Many rivals have become friends or at least friendly enough to avoid fighting. Negotiations representing warring countries to drunk Red Sox and Yankees fans meeting in a bar often get together as amigos. When their conversations center on mutually agreeable topics and on reaching mutually acceptable goals, matters overall tend to get better between these parties. Everyone has similarities and it is easy to find them. As the eminent philosopher Yoko Ono stated “we are all water from different rivers.”
War negotiators may find there is general agreement on ending casualties. Political and business negotiators may recognize they may gain more from allowing various sides to Iall gain rather than all reducing gains for all. A couple should want each to find happiness and respect for each other. Friends all want to experience joyful times Yankees and Red Sox fans both may have an appreciation for the game of baseball (although most scientists believe it may takes decades before they ever truly get along). Conversations focused on areas of mutual interests and goals should set the atmosphere for achieving better relations and arriving at peaceful solutions.
When conversations do not focus on mutual interests and goals, the discussions are more apt to be fail in reaching the mutual goals. If the conversations dwell on whose side is better than the other (i.e. observing the number of World Series won by the Yankees versus the Red Sox), an agreement on issues is less likely to result.
If a foreign negotiation leader is banging a shoe on the table and threatening to bury the other side, it is not likely that this will be followed by a treaty offer. If a couple tell each other negative attributes about each other and how they’d rather be with someone else, the relationships may be troubled.
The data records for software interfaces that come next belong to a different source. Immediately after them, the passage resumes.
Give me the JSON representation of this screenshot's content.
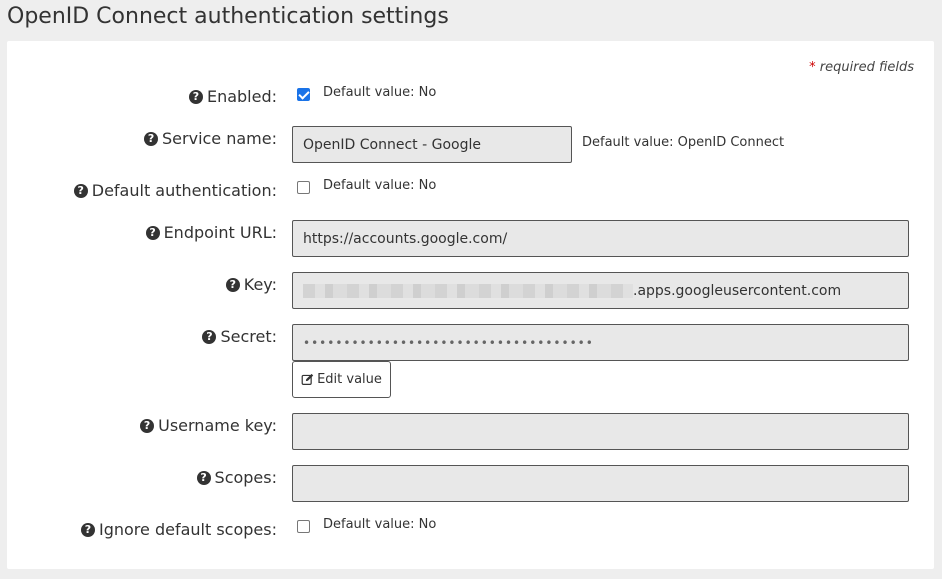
{
  "title": "OpenID Connect authentication settings",
  "required_note": {
    "star": "*",
    "text": "required fields"
  },
  "fields": {
    "enabled": {
      "label": "Enabled:",
      "checked": true,
      "hint": "Default value: No"
    },
    "service_name": {
      "label": "Service name:",
      "value": "OpenID Connect - Google",
      "hint": "Default value: OpenID Connect"
    },
    "default_auth": {
      "label": "Default authentication:",
      "checked": false,
      "hint": "Default value: No"
    },
    "endpoint_url": {
      "label": "Endpoint URL:",
      "value": "https://accounts.google.com/"
    },
    "key": {
      "label": "Key:",
      "value_suffix": ".apps.googleusercontent.com"
    },
    "secret": {
      "label": "Secret:",
      "value": "••••••••••••••••••••••••••••••••••••",
      "edit_label": "Edit value"
    },
    "username_key": {
      "label": "Username key:",
      "value": ""
    },
    "scopes": {
      "label": "Scopes:",
      "value": ""
    },
    "ignore_default_scopes": {
      "label": "Ignore default scopes:",
      "checked": false,
      "hint": "Default value: No"
    }
  },
  "icons": {
    "help": "question-circle-icon",
    "edit": "pencil-square-icon"
  },
  "colors": {
    "checkbox_checked": "#1a73e8",
    "required_star": "#cc0000"
  }
}
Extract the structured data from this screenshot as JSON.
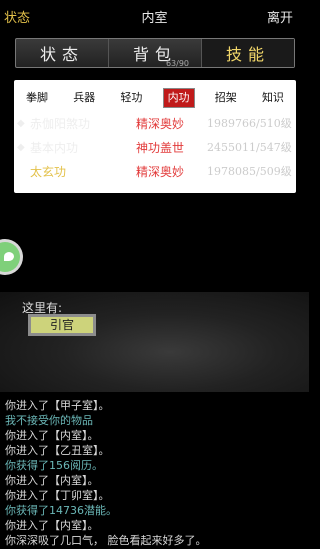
{
  "header": {
    "status": "状态",
    "title": "内室",
    "leave": "离开"
  },
  "main_tabs": [
    {
      "label": "状态"
    },
    {
      "label": "背包",
      "count": "63/90"
    },
    {
      "label": "技能"
    }
  ],
  "sub_tabs": [
    "拳脚",
    "兵器",
    "轻功",
    "内功",
    "招架",
    "知识"
  ],
  "active_sub_tab": "内功",
  "skills": [
    {
      "marker": "◆",
      "name": "赤伽阳煞功",
      "level": "精深奥妙",
      "value": "1989766/510级"
    },
    {
      "marker": "◆",
      "name": "基本内功",
      "level": "神功盖世",
      "value": "2455011/547级"
    },
    {
      "marker": "",
      "name": "太玄功",
      "level": "精深奥妙",
      "value": "1978085/509级"
    }
  ],
  "scene": {
    "label": "这里有:",
    "npc": "引官"
  },
  "log": [
    {
      "text": "你进入了【甲子室】。",
      "color": "white"
    },
    {
      "text": "我不接受你的物品",
      "color": "cyan"
    },
    {
      "text": "你进入了【内室】。",
      "color": "white"
    },
    {
      "text": "你进入了【乙丑室】。",
      "color": "white"
    },
    {
      "text": "你获得了156阅历。",
      "color": "cyan"
    },
    {
      "text": "你进入了【内室】。",
      "color": "white"
    },
    {
      "text": "你进入了【丁卯室】。",
      "color": "white"
    },
    {
      "text": "你获得了14736潜能。",
      "color": "cyan"
    },
    {
      "text": "你进入了【内室】。",
      "color": "white"
    },
    {
      "text": "你深深吸了几口气， 脸色看起来好多了。",
      "color": "white"
    }
  ]
}
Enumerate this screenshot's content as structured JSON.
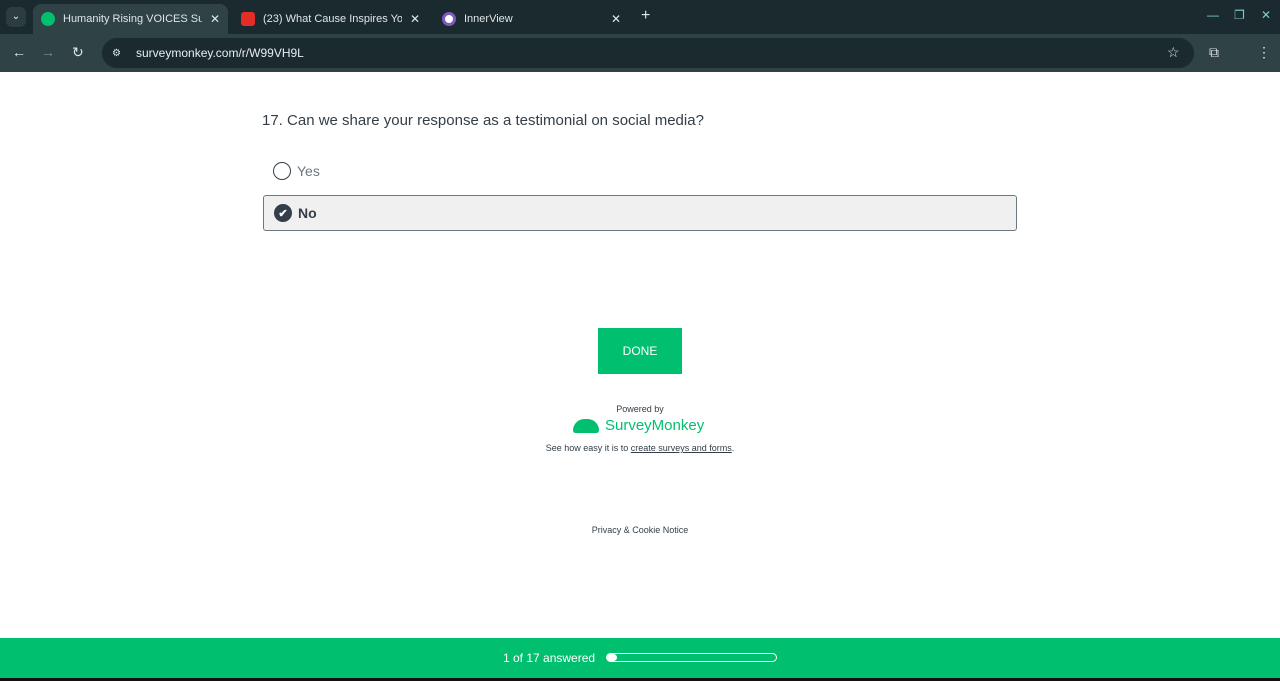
{
  "browser": {
    "tabs": [
      {
        "title": "Humanity Rising VOICES Surve",
        "active": true,
        "favicon_color": "#00bf6f"
      },
      {
        "title": "(23) What Cause Inspires You |",
        "active": false,
        "favicon_color": "#e52d27"
      },
      {
        "title": "InnerView",
        "active": false,
        "favicon_color": "#7d5bbe"
      }
    ],
    "url": "surveymonkey.com/r/W99VH9L"
  },
  "survey": {
    "question": "17. Can we share your response as a testimonial on social media?",
    "options": [
      {
        "label": "Yes",
        "selected": false
      },
      {
        "label": "No",
        "selected": true
      }
    ],
    "done_label": "DONE",
    "powered_by": "Powered by",
    "brand": "SurveyMonkey",
    "promo_prefix": "See how easy it is to ",
    "promo_link": "create surveys and forms",
    "promo_suffix": ".",
    "privacy": "Privacy & Cookie Notice"
  },
  "progress": {
    "label": "1 of 17 answered",
    "answered": 1,
    "total": 17
  }
}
The work of Muzafer Sharif, a Psychology Professor at Pennsylvania State University, demonstrated that these simple principles are designed to help achieve world peace. He conducted studies where he asked people in a dark room to look at a candlelight. He then asked people to state which direction the light moved. People would see the movement with their own eyes and they would oppose any mention that the light had moved in the opposite direction. How can one disagree with something that one had seen with one’s own eyes? Those who had seen the light move in another direction similarly insisted their position was the one correct viewpoint.
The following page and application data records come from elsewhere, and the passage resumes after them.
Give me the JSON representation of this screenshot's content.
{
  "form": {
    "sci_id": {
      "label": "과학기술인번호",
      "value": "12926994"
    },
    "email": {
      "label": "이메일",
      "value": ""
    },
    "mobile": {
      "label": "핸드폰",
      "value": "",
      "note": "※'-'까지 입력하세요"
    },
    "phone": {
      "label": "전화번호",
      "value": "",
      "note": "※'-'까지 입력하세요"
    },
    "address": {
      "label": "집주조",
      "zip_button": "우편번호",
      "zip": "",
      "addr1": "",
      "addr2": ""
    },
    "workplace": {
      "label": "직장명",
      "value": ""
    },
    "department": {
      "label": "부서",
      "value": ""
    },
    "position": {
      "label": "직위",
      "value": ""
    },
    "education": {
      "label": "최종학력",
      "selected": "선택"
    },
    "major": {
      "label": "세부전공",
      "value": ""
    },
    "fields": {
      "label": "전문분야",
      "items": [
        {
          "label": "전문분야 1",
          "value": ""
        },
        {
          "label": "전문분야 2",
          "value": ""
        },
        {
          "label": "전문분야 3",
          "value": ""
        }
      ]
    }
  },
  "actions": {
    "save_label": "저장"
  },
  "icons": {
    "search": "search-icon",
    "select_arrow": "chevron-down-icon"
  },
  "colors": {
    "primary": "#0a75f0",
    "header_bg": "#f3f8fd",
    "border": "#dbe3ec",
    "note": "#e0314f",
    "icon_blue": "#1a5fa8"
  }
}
The different sides would discuss their beliefs in which direction the light moved. If discussions contained hurtful words or insults that one’s perception of reality had to be wrong, the harmed party would often take deep offense. This often solidified the position of those who believed their views were correct and made them feel as if the other side was both a denier of reality and harmful to their beliefs. This makes them angry. Their anger makes the other side angrier. If one side believes an attack is coming their way---either verbally in discussions or physically in wars or fights---a preemptive strike may be contemplated, verbally or physically. The disagreements can quickly escalate into wider differences.
The truth of the matter is the candlelight never moved, Having stated that I could declare myself all knowing and demand that all others accept me as their superior. That, though, is for a another discussion. Knowing that the candlelight does not move is not all I know. I also am aware that the human mind, when viewing something in a dark room with no perspective to judge the location of a light with another object often tends to have the mind register the incorrect perception that the candlelight moved. Yet different people will belief the candlelight moved in different directions.
If people are brought together in the same dark room and discussions are cordial, people will begin seeing the candlelight move in the same direction when others state they see such direction. If people argue about which direction the candlelight is moving, others will also have different perceptions of how the candlelight moves. This tends to enhance the disagreements. A movement towards mutual visualization of how the candlelight moves occurs when people verbally agree upon the movements.
Sharif saw this as a useful study not only of the mind’s psychology but also on the interactions of human behavior. He saw this as a means towards getting people to related better with each other. Sharif saw this as a means towards achieving world peace.
The Sharif studies are a useful analogy for world leaders. They often have their own perceptions and they may be intolerant of leaders whose perceptions differ from theirs. When they communicate and keep their discussions of matters upon which the parties involved agree, they can increase the amount of matters upon which they find mutual agreements. They hopefully will become friends rather than enemies, World peace can be achieved.